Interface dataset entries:

::::

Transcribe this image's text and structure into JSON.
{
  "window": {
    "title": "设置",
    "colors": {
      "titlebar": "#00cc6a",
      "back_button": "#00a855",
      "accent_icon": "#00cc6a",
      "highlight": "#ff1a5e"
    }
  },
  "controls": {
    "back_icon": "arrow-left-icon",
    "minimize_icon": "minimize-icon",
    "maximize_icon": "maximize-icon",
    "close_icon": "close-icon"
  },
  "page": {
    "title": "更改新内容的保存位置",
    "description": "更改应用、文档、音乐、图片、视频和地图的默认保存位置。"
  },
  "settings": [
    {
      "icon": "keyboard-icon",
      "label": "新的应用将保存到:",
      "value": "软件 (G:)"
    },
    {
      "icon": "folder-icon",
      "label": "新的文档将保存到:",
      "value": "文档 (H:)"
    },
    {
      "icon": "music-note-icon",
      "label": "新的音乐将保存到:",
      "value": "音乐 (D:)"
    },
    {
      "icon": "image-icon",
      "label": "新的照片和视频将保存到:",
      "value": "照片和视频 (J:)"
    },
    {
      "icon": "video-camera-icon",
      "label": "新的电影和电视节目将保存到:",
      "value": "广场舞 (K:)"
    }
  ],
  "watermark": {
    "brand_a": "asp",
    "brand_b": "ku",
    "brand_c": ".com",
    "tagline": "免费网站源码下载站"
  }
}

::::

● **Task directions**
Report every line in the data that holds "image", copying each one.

● **The completed task**
Transcribe this image's text and structure into JSON.
      "icon": "image-icon",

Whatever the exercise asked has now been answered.